* Web page and app entries *
● ● ● ● ●
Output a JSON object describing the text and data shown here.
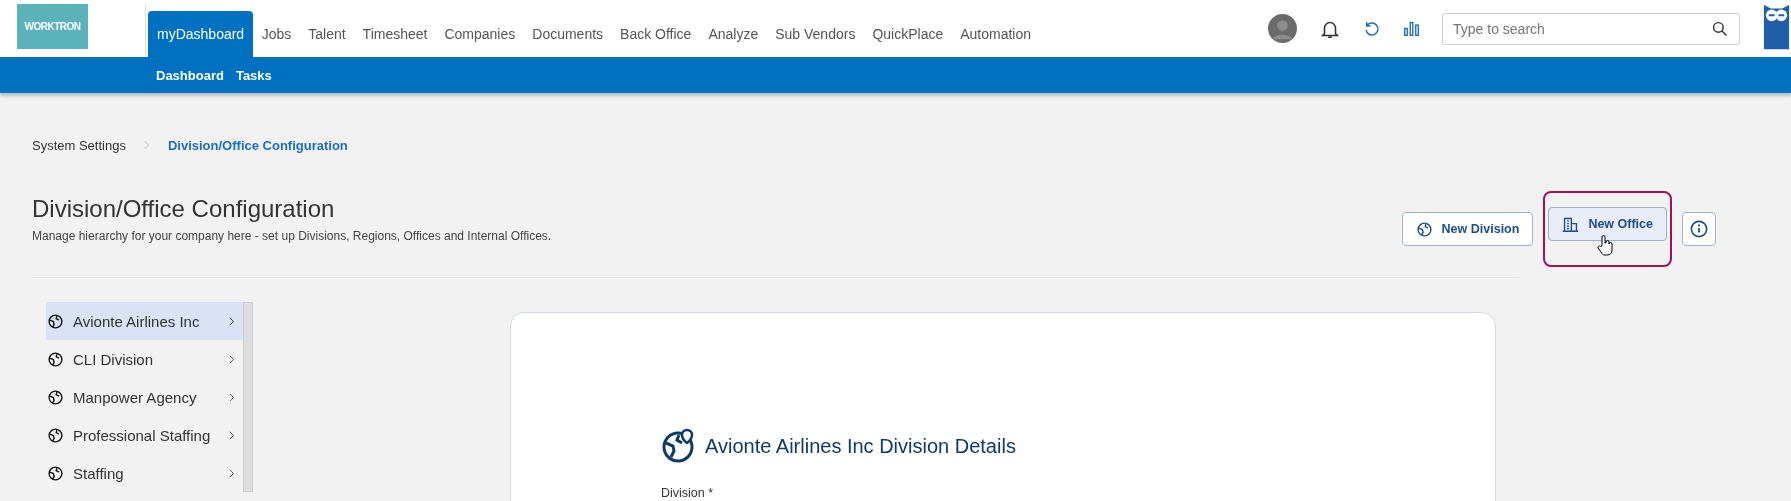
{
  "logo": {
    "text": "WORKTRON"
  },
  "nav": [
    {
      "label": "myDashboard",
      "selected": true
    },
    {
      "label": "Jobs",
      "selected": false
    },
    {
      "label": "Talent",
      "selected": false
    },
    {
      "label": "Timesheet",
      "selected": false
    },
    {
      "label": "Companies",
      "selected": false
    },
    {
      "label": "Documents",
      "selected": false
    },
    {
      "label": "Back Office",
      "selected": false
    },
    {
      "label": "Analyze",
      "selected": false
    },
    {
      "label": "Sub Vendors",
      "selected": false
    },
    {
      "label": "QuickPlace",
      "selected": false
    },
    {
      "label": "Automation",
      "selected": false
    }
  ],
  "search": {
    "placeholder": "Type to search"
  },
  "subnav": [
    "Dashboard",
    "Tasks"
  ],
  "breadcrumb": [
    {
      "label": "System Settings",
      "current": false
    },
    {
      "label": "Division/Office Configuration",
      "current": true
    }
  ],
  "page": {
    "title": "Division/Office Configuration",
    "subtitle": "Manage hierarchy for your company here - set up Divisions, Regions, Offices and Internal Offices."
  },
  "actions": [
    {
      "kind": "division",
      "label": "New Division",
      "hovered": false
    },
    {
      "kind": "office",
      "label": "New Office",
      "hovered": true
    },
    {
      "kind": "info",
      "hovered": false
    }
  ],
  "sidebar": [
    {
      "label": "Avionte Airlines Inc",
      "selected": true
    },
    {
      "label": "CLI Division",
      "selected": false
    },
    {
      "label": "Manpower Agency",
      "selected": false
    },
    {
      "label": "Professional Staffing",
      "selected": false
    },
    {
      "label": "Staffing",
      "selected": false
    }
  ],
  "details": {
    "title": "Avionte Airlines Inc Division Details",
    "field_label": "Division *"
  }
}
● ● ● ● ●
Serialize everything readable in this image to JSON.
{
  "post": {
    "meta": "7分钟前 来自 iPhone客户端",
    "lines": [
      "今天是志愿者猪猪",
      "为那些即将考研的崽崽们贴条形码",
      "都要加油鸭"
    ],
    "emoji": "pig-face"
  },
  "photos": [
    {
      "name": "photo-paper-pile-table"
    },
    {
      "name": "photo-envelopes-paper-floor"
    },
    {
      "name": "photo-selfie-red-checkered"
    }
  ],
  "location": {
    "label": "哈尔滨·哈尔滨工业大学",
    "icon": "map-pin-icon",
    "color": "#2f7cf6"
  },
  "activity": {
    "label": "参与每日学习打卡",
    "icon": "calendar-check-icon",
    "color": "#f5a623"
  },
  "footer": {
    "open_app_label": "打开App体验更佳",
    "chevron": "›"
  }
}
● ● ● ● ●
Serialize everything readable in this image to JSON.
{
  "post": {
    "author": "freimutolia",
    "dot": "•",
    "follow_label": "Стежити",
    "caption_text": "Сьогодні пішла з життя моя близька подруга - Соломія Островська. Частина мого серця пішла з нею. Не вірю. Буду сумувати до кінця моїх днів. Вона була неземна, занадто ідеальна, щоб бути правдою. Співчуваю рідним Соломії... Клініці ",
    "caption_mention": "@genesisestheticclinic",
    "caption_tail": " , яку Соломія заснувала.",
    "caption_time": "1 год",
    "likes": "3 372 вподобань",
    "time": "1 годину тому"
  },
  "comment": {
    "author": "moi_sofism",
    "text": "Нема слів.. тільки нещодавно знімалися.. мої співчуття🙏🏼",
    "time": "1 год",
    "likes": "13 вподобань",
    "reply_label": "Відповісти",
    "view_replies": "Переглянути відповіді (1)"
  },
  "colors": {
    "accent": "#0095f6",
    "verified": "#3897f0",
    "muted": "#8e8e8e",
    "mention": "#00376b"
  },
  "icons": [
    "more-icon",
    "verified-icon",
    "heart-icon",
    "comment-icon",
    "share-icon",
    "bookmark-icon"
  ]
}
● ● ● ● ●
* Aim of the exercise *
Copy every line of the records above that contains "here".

* Answer area *
Output a JSON object describing the text and data shown here.
    "subtitle": "Manage hierarchy for your company here - set up Divisions, Regions, Offices and Internal Offices."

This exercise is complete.